[Exercise details] Could you write out all of the data again, word for word?

Segment Start: Task material

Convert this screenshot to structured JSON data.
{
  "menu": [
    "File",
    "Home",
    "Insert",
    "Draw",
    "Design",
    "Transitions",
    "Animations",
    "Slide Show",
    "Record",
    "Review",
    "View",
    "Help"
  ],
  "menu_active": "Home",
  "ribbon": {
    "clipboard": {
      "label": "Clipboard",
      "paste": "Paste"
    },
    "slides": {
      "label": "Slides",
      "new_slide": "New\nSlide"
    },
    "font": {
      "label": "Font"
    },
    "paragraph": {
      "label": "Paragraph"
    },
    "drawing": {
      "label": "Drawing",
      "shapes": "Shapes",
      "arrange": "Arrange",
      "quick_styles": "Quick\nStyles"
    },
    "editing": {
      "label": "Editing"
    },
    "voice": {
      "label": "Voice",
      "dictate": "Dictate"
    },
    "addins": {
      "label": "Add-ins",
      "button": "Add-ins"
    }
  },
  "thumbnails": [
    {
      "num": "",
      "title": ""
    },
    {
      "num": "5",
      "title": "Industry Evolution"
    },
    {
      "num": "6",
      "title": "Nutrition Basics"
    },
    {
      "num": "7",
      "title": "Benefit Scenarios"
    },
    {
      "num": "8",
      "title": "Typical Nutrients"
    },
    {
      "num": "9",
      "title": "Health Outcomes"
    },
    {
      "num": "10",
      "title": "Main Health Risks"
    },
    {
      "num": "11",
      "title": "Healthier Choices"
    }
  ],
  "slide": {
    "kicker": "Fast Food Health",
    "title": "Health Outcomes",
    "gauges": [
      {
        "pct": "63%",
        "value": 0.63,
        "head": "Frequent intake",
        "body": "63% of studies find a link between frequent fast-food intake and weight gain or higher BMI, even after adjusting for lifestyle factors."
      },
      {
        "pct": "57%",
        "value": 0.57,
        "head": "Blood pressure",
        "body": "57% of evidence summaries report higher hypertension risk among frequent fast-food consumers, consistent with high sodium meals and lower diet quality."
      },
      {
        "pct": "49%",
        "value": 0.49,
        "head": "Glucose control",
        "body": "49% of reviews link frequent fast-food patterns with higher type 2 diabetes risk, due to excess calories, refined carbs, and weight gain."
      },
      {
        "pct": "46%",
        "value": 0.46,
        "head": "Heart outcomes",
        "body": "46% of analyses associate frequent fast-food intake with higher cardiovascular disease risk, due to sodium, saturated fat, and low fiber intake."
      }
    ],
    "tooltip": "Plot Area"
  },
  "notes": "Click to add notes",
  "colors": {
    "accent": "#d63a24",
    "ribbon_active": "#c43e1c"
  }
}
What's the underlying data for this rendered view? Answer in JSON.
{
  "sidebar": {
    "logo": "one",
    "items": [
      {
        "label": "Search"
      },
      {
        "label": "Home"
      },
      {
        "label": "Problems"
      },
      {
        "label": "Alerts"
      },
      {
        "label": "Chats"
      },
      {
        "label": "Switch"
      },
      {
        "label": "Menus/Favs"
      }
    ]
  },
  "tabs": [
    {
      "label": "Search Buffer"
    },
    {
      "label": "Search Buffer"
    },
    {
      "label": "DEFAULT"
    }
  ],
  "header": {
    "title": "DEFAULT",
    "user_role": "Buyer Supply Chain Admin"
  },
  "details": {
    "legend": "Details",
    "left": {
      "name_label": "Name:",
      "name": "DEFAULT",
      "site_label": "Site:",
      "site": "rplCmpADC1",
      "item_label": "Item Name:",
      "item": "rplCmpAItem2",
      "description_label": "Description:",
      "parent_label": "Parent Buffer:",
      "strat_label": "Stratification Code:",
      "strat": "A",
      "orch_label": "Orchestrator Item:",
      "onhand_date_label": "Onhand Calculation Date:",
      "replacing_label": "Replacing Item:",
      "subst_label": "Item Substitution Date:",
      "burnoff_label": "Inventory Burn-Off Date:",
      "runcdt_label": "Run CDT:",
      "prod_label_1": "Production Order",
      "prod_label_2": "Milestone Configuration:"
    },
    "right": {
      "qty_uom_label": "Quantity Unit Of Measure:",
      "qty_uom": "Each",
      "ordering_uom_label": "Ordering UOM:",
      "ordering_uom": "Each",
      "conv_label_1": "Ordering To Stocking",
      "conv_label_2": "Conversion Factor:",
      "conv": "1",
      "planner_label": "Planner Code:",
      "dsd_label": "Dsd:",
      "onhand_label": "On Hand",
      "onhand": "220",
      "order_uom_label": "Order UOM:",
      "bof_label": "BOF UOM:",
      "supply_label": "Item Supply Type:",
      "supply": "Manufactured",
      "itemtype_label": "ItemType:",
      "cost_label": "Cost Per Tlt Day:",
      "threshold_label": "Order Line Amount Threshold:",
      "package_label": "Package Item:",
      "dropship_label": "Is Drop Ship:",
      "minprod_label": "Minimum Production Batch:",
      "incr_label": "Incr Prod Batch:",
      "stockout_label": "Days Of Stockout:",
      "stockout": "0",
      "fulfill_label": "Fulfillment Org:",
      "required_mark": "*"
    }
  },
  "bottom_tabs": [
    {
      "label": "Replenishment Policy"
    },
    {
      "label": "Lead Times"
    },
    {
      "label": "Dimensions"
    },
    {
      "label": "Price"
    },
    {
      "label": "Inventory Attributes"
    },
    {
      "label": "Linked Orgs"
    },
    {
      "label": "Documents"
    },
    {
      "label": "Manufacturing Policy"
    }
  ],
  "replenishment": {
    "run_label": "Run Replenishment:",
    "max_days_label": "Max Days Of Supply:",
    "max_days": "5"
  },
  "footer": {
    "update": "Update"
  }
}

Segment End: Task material

[Solution to the problem]
Convert this screenshot to structured JSON data.
{
  "menu": [
    "File",
    "Home",
    "Insert",
    "Draw",
    "Design",
    "Transitions",
    "Animations",
    "Slide Show",
    "Record",
    "Review",
    "View",
    "Help"
  ],
  "menu_active": "Home",
  "ribbon": {
    "clipboard": {
      "label": "Clipboard",
      "paste": "Paste"
    },
    "slides": {
      "label": "Slides",
      "new_slide": "New\nSlide"
    },
    "font": {
      "label": "Font"
    },
    "paragraph": {
      "label": "Paragraph"
    },
    "drawing": {
      "label": "Drawing",
      "shapes": "Shapes",
      "arrange": "Arrange",
      "quick_styles": "Quick\nStyles"
    },
    "editing": {
      "label": "Editing"
    },
    "voice": {
      "label": "Voice",
      "dictate": "Dictate"
    },
    "addins": {
      "label": "Add-ins",
      "button": "Add-ins"
    }
  },
  "thumbnails": [
    {
      "num": "",
      "title": ""
    },
    {
      "num": "5",
      "title": "Industry Evolution"
    },
    {
      "num": "6",
      "title": "Nutrition Basics"
    },
    {
      "num": "7",
      "title": "Benefit Scenarios"
    },
    {
      "num": "8",
      "title": "Typical Nutrients"
    },
    {
      "num": "9",
      "title": "Health Outcomes"
    },
    {
      "num": "10",
      "title": "Main Health Risks"
    },
    {
      "num": "11",
      "title": "Healthier Choices"
    }
  ],
  "slide": {
    "kicker": "Fast Food Health",
    "title": "Health Outcomes",
    "gauges": [
      {
        "pct": "63%",
        "value": 0.63,
        "head": "Frequent intake",
        "body": "63% of studies find a link between frequent fast-food intake and weight gain or higher BMI, even after adjusting for lifestyle factors."
      },
      {
        "pct": "57%",
        "value": 0.57,
        "head": "Blood pressure",
        "body": "57% of evidence summaries report higher hypertension risk among frequent fast-food consumers, consistent with high sodium meals and lower diet quality."
      },
      {
        "pct": "49%",
        "value": 0.49,
        "head": "Glucose control",
        "body": "49% of reviews link frequent fast-food patterns with higher type 2 diabetes risk, due to excess calories, refined carbs, and weight gain."
      },
      {
        "pct": "46%",
        "value": 0.46,
        "head": "Heart outcomes",
        "body": "46% of analyses associate frequent fast-food intake with higher cardiovascular disease risk, due to sodium, saturated fat, and low fiber intake."
      }
    ],
    "tooltip": "Plot Area"
  },
  "notes": "Click to add notes",
  "colors": {
    "accent": "#d63a24",
    "ribbon_active": "#c43e1c"
  }
}
What's the underlying data for this rendered view? Answer in JSON.
{
  "sidebar": {
    "logo": "one",
    "items": [
      {
        "label": "Search"
      },
      {
        "label": "Home"
      },
      {
        "label": "Problems"
      },
      {
        "label": "Alerts"
      },
      {
        "label": "Chats"
      },
      {
        "label": "Switch"
      },
      {
        "label": "Menus/Favs"
      }
    ]
  },
  "tabs": [
    {
      "label": "Search Buffer"
    },
    {
      "label": "Search Buffer"
    },
    {
      "label": "DEFAULT"
    }
  ],
  "header": {
    "title": "DEFAULT",
    "user_role": "Buyer Supply Chain Admin"
  },
  "details": {
    "legend": "Details",
    "left": {
      "name_label": "Name:",
      "name": "DEFAULT",
      "site_label": "Site:",
      "site": "rplCmpADC1",
      "item_label": "Item Name:",
      "item": "rplCmpAItem2",
      "description_label": "Description:",
      "parent_label": "Parent Buffer:",
      "strat_label": "Stratification Code:",
      "strat": "A",
      "orch_label": "Orchestrator Item:",
      "onhand_date_label": "Onhand Calculation Date:",
      "replacing_label": "Replacing Item:",
      "subst_label": "Item Substitution Date:",
      "burnoff_label": "Inventory Burn-Off Date:",
      "runcdt_label": "Run CDT:",
      "prod_label_1": "Production Order",
      "prod_label_2": "Milestone Configuration:"
    },
    "right": {
      "qty_uom_label": "Quantity Unit Of Measure:",
      "qty_uom": "Each",
      "ordering_uom_label": "Ordering UOM:",
      "ordering_uom": "Each",
      "conv_label_1": "Ordering To Stocking",
      "conv_label_2": "Conversion Factor:",
      "conv": "1",
      "planner_label": "Planner Code:",
      "dsd_label": "Dsd:",
      "onhand_label": "On Hand",
      "onhand": "220",
      "order_uom_label": "Order UOM:",
      "bof_label": "BOF UOM:",
      "supply_label": "Item Supply Type:",
      "supply": "Manufactured",
      "itemtype_label": "ItemType:",
      "cost_label": "Cost Per Tlt Day:",
      "threshold_label": "Order Line Amount Threshold:",
      "package_label": "Package Item:",
      "dropship_label": "Is Drop Ship:",
      "minprod_label": "Minimum Production Batch:",
      "incr_label": "Incr Prod Batch:",
      "stockout_label": "Days Of Stockout:",
      "stockout": "0",
      "fulfill_label": "Fulfillment Org:",
      "required_mark": "*"
    }
  },
  "bottom_tabs": [
    {
      "label": "Replenishment Policy"
    },
    {
      "label": "Lead Times"
    },
    {
      "label": "Dimensions"
    },
    {
      "label": "Price"
    },
    {
      "label": "Inventory Attributes"
    },
    {
      "label": "Linked Orgs"
    },
    {
      "label": "Documents"
    },
    {
      "label": "Manufacturing Policy"
    }
  ],
  "replenishment": {
    "run_label": "Run Replenishment:",
    "max_days_label": "Max Days Of Supply:",
    "max_days": "5"
  },
  "footer": {
    "update": "Update"
  }
}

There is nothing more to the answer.